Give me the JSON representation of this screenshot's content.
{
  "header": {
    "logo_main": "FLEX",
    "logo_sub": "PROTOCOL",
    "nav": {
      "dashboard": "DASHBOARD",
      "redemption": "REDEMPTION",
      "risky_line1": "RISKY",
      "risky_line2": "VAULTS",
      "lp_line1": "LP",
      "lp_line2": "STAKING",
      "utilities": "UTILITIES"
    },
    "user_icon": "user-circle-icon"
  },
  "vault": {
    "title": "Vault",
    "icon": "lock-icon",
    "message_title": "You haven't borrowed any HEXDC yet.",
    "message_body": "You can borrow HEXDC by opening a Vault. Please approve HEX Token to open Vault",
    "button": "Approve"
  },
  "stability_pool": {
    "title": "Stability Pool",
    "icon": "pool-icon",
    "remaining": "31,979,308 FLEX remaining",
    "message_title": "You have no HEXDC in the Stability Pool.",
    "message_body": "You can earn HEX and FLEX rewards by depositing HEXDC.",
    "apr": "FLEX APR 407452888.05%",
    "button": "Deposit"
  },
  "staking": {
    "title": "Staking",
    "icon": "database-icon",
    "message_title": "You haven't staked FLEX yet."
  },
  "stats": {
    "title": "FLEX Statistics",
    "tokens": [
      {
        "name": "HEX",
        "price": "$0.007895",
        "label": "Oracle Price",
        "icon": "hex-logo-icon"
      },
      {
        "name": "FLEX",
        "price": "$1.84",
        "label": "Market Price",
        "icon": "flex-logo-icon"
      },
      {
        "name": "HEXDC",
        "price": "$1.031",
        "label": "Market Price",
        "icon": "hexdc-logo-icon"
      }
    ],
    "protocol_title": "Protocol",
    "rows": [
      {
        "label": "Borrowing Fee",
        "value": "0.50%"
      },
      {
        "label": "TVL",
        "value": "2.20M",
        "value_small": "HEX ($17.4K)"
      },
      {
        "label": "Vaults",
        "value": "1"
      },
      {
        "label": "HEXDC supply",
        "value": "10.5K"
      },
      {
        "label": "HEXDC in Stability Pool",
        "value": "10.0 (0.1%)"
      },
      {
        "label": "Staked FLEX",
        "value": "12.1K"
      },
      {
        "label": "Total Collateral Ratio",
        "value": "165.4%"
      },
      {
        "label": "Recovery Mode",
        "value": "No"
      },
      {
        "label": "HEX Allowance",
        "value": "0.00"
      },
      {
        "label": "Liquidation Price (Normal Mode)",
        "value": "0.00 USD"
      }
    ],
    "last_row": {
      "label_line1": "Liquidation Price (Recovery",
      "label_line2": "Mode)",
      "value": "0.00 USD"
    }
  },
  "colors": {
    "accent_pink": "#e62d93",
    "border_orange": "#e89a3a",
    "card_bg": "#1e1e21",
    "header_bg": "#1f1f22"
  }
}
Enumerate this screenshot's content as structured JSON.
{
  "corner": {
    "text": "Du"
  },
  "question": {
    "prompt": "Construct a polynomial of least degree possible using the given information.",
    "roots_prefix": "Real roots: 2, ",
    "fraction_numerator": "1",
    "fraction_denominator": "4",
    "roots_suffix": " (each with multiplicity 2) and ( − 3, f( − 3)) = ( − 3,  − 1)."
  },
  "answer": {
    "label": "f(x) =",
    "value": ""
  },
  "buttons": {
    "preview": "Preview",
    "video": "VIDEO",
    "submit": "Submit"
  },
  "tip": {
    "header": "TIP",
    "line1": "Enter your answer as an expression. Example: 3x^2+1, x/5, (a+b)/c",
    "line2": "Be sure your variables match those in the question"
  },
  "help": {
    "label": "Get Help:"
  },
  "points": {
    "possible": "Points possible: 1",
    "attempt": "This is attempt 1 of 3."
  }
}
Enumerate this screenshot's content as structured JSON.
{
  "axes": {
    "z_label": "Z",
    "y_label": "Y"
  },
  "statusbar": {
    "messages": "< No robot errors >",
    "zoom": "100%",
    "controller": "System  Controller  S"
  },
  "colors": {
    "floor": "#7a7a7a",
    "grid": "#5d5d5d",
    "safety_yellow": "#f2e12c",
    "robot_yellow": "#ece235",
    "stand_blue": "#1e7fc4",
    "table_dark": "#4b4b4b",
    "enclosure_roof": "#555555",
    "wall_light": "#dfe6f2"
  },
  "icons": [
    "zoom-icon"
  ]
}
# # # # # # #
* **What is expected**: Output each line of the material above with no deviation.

* **Output for this task**:
Give me the JSON representation of this screenshot's content.
{
  "header": {
    "logo_main": "FLEX",
    "logo_sub": "PROTOCOL",
    "nav": {
      "dashboard": "DASHBOARD",
      "redemption": "REDEMPTION",
      "risky_line1": "RISKY",
      "risky_line2": "VAULTS",
      "lp_line1": "LP",
      "lp_line2": "STAKING",
      "utilities": "UTILITIES"
    },
    "user_icon": "user-circle-icon"
  },
  "vault": {
    "title": "Vault",
    "icon": "lock-icon",
    "message_title": "You haven't borrowed any HEXDC yet.",
    "message_body": "You can borrow HEXDC by opening a Vault. Please approve HEX Token to open Vault",
    "button": "Approve"
  },
  "stability_pool": {
    "title": "Stability Pool",
    "icon": "pool-icon",
    "remaining": "31,979,308 FLEX remaining",
    "message_title": "You have no HEXDC in the Stability Pool.",
    "message_body": "You can earn HEX and FLEX rewards by depositing HEXDC.",
    "apr": "FLEX APR 407452888.05%",
    "button": "Deposit"
  },
  "staking": {
    "title": "Staking",
    "icon": "database-icon",
    "message_title": "You haven't staked FLEX yet."
  },
  "stats": {
    "title": "FLEX Statistics",
    "tokens": [
      {
        "name": "HEX",
        "price": "$0.007895",
        "label": "Oracle Price",
        "icon": "hex-logo-icon"
      },
      {
        "name": "FLEX",
        "price": "$1.84",
        "label": "Market Price",
        "icon": "flex-logo-icon"
      },
      {
        "name": "HEXDC",
        "price": "$1.031",
        "label": "Market Price",
        "icon": "hexdc-logo-icon"
      }
    ],
    "protocol_title": "Protocol",
    "rows": [
      {
        "label": "Borrowing Fee",
        "value": "0.50%"
      },
      {
        "label": "TVL",
        "value": "2.20M",
        "value_small": "HEX ($17.4K)"
      },
      {
        "label": "Vaults",
        "value": "1"
      },
      {
        "label": "HEXDC supply",
        "value": "10.5K"
      },
      {
        "label": "HEXDC in Stability Pool",
        "value": "10.0 (0.1%)"
      },
      {
        "label": "Staked FLEX",
        "value": "12.1K"
      },
      {
        "label": "Total Collateral Ratio",
        "value": "165.4%"
      },
      {
        "label": "Recovery Mode",
        "value": "No"
      },
      {
        "label": "HEX Allowance",
        "value": "0.00"
      },
      {
        "label": "Liquidation Price (Normal Mode)",
        "value": "0.00 USD"
      }
    ],
    "last_row": {
      "label_line1": "Liquidation Price (Recovery",
      "label_line2": "Mode)",
      "value": "0.00 USD"
    }
  },
  "colors": {
    "accent_pink": "#e62d93",
    "border_orange": "#e89a3a",
    "card_bg": "#1e1e21",
    "header_bg": "#1f1f22"
  }
}
Enumerate this screenshot's content as structured JSON.
{
  "corner": {
    "text": "Du"
  },
  "question": {
    "prompt": "Construct a polynomial of least degree possible using the given information.",
    "roots_prefix": "Real roots: 2, ",
    "fraction_numerator": "1",
    "fraction_denominator": "4",
    "roots_suffix": " (each with multiplicity 2) and ( − 3, f( − 3)) = ( − 3,  − 1)."
  },
  "answer": {
    "label": "f(x) =",
    "value": ""
  },
  "buttons": {
    "preview": "Preview",
    "video": "VIDEO",
    "submit": "Submit"
  },
  "tip": {
    "header": "TIP",
    "line1": "Enter your answer as an expression. Example: 3x^2+1, x/5, (a+b)/c",
    "line2": "Be sure your variables match those in the question"
  },
  "help": {
    "label": "Get Help:"
  },
  "points": {
    "possible": "Points possible: 1",
    "attempt": "This is attempt 1 of 3."
  }
}
Enumerate this screenshot's content as structured JSON.
{
  "axes": {
    "z_label": "Z",
    "y_label": "Y"
  },
  "statusbar": {
    "messages": "< No robot errors >",
    "zoom": "100%",
    "controller": "System  Controller  S"
  },
  "colors": {
    "floor": "#7a7a7a",
    "grid": "#5d5d5d",
    "safety_yellow": "#f2e12c",
    "robot_yellow": "#ece235",
    "stand_blue": "#1e7fc4",
    "table_dark": "#4b4b4b",
    "enclosure_roof": "#555555",
    "wall_light": "#dfe6f2"
  },
  "icons": [
    "zoom-icon"
  ]
}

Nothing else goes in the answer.